Senior center event honors Shelton's military veterans

SHELTON — Honoring the city’s military veterans has become a tradition for Doreen Laucella. 

And the Shelton Senior Center’s longtime director’s love for paying respect to those who have served was on full display Thursday with the annual Veterans Day Brunch — which gathers the city’s military veterans for a meal, musical performances, and often special gifts. 

“I am always honored to help do this for our veterans,” Laucella said during the brunch, which included speeches from Board of Aldermen President John Anglace, Jr., and Dennis Salzer, both veterans. 

“I am truly honored and humbled to do this every year,” said Laucella, who has hosted this event for the past seven years. “To see this outpouring of love and support for these people just shows how much we respond to our veterans.” 

Speeches were followed by the brunch and musical performances by the Senior Center Chorus, directed by David Scrimenti and conducted by Ron Goddard. 

This year’s Veterans Day brunch featured gifts and bagels for all the veterans from BIC, which prior to the pandemic hosted a luncheon for several of the city’s veterans at its Shelton headquarters. 

“The term veterans encompass all who served in the military of the United States of American going back some 250 years,” Anglace said. “It is this realization that those of us who remain accept your thanks on our predecessor's behalf.” 

Salzer said that without the country’s military veterans, “July 4 would just be a date on the calendar."

“We thank our veterans … I don’t need it, but it makes me feel great.
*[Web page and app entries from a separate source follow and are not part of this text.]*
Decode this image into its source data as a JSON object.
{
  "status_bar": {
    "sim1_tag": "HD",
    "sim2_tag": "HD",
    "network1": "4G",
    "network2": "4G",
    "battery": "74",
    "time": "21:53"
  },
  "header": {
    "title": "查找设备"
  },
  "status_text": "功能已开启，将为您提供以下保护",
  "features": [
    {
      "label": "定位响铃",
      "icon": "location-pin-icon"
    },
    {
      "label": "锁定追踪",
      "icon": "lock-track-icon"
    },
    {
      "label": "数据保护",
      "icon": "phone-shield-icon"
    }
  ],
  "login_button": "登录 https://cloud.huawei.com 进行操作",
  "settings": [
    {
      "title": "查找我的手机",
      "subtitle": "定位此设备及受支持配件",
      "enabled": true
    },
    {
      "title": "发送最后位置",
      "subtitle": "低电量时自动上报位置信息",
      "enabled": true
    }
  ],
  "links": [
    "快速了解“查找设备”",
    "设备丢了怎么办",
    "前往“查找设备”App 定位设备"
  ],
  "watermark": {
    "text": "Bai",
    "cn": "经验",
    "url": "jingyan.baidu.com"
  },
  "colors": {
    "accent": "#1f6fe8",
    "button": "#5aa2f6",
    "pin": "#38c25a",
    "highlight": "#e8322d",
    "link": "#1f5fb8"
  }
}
It tells us people understand you did something for their freedom,” added Salzer, a retired Navy veteran. “You’ll never know how important it is for a veteran to be remembered.” 

Anglace also told those in attendance of the city’s push to consolidate all the city’s war memorials at Veterans Memorial Park – turning the area into an educational experience. 

“Under Mayor Mark Lauretti, Shelton has undertaken a mission to remember our veterans,” Anglace said, adding that a Veterans Memorial Committee was formed to bring this plan to life. 

“(This is to) tell their story so that future generations will not forget their extraordinary contributions,” Anglace said. “We are consolidating all existing city veteran monuments at Veterans Memorial Park. It will no longer be known as The Slab, it is going to be Veterans Memorial Park come Hell or high water.” 

The park is already home to monuments honoring World War I and II, the Korean War and Vietnam War, but plans are in place to add monuments – one for the War on Terror, and another honoring the history of the US Thresher, a nuclear submarine that sank some 200 miles east of Cape Cod, Mass. All on board, including Shelton resident Lt. John Smarz, died. 

Anglace said there will be a QR code at each monument, which can be used to learn the history of each. He added that Shelton students are working on creating the QR codes. 

“What better way to make them part of the veterans' experience than to get them involved and do it,” he said. “Our hope is that a walk along the Riverwalk will soon become a destination for a veteran's educational tour informing people about how Shelton veterans contributed to our military legacy." 

The city moved the World War II Eagle monument from Riverview Park to Veterans Memorial Park. There is also a plan to revise the Civil War monument to tell the tale of Connecticut and New England veterans and of the 34-star American flag that they carried into battle. 

“You will be able to go from one monument to another and get a story,” Anglace said. “It is our duty as veterans to tell their story of those veterans who proceeded us, to recognize their deeds and never forget that it was our veterans who made the USA what it has come to be — the land of the free because of the brave.”